In my own musical experience, this approach has proven ineffective. Trust me, when I say that I've burned enough midnight oil to light up a small town. Anyone who has ever toured with me during my youth, or had the misfortune of being my roommate, can certainly attest to this. But contrary to what you think would have been the end result, instead of making a genuine connection with the audience, my playing would come across as rigid and lacking in emotional communication when fixated on these technical benchmarks. After the gig, I'd often be told that I needed to loosen up a bit—an image that's now hard to envision. Just check out the picture above. Today, people probably wish that I’d reign it in a bit, even though I imagine they secretly like being taken into unfamiliar sonic areas. It’s human nature.
As a player, I’m flawed with the best of them. But unlike the twenty-something version of myself, I know longer lose sleep over my musical hurdles. I’ve learned that trying to develop the power and agility to jump over them is not my only option. I can either walk around them, or as I prefer, create a new path. The irony of walking your own path, is that putting one foot in front of the other is the easy part. Giving yourself permission to do so, is when we find ourselves bound and shackled.
But genuine confidence as I see it, emanates from authenticity, not just proficiency. I've found solace in embracing my true self, or at least the creative version of it. Let me just add that authenticity is not just who you say you are, but who you always are. This mode of expression speaks volumes louder than conforming to a rigid template of excellence often endorsed in jazz studies programs. I am unapologetically inclined towards atypical approaches, a fact that defines my artistic persona—definitely in the last ten years or so. This path is replete with both advantages and obstacles, yet ultimately, it's uniquely mine.
When I embarked on my journey with the soprano, I was frequently likened to Steve Lacy and Wayne Shorter. It’s rare that a CD reviewer or audience member even mentions them even in passing. Thanks God, those two never hung out at Home Depot. Or else, I'd just be another clone. Today, I proudly claim my own space, for better or worse, laden with both praise and jest. It's evident that not everyone is going to enthusiastically pack their bags and join you on all of your creative explorations--especially when you stray from the pack. And even if they all wanted to come along, there’s probably not enough room.

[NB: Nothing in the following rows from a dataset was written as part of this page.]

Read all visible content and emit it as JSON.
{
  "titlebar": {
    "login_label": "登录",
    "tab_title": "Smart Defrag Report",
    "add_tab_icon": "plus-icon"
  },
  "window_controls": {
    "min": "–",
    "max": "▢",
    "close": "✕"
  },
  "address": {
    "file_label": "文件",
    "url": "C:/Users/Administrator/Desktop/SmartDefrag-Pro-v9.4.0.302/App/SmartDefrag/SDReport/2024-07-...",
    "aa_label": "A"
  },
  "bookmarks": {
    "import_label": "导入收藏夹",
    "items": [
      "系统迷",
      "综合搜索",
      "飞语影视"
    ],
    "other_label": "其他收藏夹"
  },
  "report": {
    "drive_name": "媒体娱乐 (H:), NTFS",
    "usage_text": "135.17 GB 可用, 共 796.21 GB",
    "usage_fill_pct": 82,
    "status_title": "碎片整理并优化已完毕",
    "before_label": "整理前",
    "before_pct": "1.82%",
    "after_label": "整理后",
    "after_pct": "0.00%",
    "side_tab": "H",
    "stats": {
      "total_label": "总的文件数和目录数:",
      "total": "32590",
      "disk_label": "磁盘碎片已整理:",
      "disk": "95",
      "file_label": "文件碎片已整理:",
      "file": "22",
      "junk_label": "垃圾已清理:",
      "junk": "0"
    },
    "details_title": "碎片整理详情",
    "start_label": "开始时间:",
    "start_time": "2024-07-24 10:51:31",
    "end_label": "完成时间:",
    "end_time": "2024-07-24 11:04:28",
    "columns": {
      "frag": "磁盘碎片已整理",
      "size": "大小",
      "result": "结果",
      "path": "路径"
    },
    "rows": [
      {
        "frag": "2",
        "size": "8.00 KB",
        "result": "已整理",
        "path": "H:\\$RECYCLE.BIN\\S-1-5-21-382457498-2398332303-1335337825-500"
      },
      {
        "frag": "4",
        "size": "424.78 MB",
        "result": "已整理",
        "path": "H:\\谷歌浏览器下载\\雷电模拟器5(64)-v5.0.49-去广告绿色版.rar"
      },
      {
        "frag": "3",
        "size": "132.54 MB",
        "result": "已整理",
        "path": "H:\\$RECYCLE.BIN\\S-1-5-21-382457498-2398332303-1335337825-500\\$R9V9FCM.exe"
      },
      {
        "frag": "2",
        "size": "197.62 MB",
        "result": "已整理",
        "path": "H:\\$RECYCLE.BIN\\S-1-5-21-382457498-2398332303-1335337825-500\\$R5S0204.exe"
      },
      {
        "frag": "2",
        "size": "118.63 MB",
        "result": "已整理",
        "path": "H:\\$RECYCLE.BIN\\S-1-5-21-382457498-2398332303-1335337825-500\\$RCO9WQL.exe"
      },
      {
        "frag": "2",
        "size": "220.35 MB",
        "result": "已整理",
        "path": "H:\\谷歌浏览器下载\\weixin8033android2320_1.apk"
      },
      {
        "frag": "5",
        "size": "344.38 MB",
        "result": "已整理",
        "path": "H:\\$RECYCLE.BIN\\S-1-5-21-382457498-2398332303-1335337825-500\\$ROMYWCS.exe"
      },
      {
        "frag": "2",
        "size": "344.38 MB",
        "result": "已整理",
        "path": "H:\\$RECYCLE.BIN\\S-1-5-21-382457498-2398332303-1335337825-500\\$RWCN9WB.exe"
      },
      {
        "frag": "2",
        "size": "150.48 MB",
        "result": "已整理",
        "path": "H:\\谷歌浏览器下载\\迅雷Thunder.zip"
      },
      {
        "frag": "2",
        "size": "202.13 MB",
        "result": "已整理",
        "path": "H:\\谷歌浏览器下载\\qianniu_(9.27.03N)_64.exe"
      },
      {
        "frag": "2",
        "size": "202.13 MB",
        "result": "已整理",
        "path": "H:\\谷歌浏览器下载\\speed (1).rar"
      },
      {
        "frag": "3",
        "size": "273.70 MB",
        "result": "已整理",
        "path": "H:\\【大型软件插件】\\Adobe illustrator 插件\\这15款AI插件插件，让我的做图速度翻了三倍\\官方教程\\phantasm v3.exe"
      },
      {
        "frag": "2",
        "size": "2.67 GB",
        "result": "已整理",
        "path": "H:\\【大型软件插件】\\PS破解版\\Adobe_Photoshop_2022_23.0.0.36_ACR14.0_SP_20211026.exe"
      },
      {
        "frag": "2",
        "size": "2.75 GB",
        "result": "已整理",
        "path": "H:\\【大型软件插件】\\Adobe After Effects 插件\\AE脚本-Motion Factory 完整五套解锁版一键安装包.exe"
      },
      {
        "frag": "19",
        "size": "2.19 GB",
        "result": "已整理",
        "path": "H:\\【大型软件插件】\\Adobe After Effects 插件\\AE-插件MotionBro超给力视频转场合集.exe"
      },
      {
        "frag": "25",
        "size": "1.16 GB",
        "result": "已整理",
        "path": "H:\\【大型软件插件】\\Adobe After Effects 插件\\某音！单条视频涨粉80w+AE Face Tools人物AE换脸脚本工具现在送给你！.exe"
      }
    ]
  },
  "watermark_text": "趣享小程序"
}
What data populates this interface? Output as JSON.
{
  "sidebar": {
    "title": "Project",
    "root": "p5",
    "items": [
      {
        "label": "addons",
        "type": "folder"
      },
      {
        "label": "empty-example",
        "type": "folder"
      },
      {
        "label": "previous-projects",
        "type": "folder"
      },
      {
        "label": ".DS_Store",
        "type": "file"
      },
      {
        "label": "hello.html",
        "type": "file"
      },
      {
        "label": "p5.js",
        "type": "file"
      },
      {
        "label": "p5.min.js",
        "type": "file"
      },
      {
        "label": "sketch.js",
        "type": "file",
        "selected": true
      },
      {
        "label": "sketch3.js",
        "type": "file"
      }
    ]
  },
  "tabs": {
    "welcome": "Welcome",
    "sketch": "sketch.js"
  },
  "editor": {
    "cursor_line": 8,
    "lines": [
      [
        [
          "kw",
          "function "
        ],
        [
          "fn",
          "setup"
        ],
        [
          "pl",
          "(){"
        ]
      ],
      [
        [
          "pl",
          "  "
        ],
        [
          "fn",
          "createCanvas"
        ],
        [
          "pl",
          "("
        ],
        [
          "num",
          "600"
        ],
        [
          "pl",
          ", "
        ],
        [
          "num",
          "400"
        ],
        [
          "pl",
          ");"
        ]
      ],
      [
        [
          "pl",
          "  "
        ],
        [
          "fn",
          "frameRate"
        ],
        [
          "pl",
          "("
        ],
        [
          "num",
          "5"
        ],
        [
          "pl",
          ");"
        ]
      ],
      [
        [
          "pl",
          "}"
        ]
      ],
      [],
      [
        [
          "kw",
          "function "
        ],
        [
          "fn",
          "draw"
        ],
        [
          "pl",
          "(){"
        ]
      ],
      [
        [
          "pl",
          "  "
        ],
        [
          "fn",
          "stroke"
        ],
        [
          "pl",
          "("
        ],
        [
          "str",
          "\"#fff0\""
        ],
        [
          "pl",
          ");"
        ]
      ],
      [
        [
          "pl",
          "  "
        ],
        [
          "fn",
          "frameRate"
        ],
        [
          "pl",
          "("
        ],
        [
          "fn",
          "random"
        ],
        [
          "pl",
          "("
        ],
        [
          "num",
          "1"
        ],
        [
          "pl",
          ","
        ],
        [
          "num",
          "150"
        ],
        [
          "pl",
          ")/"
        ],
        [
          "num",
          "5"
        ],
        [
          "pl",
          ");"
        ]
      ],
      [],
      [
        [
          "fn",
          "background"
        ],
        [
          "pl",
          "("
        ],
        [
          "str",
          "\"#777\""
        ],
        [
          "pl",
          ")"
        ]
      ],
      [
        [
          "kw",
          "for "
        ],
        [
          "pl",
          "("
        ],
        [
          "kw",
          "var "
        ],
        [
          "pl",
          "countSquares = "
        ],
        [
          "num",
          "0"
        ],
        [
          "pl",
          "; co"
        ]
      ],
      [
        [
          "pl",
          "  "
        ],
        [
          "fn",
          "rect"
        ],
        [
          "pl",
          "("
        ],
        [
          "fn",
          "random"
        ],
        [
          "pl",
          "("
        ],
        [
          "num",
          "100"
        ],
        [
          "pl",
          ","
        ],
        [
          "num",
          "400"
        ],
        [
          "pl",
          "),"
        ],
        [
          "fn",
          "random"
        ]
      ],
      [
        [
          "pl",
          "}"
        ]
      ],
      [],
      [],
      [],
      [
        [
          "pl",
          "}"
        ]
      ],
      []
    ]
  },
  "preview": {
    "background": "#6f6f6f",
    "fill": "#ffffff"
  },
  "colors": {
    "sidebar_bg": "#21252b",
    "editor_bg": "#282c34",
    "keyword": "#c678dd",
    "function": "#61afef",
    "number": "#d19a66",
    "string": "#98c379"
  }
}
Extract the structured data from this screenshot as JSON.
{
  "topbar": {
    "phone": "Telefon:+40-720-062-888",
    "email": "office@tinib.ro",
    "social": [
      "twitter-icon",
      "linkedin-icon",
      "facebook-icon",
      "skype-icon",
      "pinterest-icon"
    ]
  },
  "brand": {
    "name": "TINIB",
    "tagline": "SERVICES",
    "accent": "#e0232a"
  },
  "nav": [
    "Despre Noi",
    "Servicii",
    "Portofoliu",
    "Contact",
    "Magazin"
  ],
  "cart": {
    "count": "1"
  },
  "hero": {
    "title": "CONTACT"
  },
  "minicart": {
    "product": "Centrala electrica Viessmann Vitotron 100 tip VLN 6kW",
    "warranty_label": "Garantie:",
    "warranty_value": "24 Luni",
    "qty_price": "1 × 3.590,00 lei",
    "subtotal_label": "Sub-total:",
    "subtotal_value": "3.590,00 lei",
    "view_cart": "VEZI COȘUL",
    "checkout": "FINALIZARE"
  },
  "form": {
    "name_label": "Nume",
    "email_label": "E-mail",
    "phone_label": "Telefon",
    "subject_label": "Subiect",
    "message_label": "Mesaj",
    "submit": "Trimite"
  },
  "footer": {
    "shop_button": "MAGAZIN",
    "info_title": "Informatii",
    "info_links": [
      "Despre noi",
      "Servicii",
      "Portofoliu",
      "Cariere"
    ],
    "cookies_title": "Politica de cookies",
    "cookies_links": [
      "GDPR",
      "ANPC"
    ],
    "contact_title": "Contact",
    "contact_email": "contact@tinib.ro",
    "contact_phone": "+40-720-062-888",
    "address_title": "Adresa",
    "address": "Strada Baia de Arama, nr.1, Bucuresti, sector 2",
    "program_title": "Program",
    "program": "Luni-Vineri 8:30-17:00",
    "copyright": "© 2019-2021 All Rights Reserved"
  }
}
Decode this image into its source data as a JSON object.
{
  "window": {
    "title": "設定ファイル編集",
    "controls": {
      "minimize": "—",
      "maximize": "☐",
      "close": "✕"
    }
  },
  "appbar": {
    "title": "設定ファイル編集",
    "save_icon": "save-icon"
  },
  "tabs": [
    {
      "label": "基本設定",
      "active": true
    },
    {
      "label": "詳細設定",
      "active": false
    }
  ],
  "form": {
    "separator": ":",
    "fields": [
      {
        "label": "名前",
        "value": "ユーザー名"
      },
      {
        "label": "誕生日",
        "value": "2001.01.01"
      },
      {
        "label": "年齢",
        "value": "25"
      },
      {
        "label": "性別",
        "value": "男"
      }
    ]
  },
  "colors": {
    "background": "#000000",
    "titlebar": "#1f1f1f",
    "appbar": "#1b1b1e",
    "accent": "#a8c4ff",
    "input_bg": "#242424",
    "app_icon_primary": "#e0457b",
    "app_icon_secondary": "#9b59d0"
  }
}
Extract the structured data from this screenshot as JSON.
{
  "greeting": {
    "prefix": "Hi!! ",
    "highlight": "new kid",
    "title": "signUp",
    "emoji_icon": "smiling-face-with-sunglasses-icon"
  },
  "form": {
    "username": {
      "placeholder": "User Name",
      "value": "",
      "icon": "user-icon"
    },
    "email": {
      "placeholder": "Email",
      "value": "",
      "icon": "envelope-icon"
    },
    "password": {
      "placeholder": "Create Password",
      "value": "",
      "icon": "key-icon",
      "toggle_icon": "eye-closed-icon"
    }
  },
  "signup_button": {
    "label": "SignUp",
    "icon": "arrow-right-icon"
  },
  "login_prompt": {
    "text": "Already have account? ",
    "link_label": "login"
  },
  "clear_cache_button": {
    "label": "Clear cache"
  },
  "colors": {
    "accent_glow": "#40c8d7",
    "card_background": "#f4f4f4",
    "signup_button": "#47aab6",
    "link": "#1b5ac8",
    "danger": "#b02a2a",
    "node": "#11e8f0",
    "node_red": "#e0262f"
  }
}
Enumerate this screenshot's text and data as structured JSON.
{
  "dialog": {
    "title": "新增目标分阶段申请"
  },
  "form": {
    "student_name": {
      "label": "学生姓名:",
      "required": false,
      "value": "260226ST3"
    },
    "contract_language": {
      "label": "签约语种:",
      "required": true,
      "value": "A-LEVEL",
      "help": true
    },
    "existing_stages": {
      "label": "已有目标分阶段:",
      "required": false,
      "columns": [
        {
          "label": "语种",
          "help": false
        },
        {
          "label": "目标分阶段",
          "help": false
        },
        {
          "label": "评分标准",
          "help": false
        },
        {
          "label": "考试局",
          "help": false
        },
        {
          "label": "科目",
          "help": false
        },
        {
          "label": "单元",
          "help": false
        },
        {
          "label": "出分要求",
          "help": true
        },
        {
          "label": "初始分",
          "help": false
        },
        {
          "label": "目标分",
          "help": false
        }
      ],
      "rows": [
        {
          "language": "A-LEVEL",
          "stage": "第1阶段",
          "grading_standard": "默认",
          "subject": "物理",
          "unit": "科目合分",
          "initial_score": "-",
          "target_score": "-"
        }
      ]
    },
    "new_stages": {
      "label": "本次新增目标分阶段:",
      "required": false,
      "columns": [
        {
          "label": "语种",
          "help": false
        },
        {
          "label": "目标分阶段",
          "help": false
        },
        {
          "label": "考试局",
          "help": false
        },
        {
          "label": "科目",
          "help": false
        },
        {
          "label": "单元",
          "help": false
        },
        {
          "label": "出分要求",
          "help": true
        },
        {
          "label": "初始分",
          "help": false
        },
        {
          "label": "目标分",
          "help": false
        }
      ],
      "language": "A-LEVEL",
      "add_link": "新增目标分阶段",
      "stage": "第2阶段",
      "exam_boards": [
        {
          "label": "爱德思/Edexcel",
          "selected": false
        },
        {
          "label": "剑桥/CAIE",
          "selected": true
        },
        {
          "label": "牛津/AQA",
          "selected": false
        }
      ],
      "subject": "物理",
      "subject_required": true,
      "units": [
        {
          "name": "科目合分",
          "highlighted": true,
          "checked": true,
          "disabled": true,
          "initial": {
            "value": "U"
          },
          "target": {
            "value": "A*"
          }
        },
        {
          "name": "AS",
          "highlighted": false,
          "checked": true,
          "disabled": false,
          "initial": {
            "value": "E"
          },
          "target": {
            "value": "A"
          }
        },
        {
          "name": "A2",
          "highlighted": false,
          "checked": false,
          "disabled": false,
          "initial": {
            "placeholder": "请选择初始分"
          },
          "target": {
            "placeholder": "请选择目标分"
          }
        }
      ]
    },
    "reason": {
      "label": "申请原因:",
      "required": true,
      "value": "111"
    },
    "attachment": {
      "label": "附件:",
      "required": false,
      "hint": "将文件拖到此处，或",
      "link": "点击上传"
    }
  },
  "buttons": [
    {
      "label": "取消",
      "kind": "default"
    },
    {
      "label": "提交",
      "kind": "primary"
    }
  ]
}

Wrapping up, I just want to reiterate that confidence is most eloquently displayed through the unwavering embrace of one's true self. Confidence is not simply about projecting an inflated chest, but baring one's heart.
Interested in reading more of my thoughts on music, click below.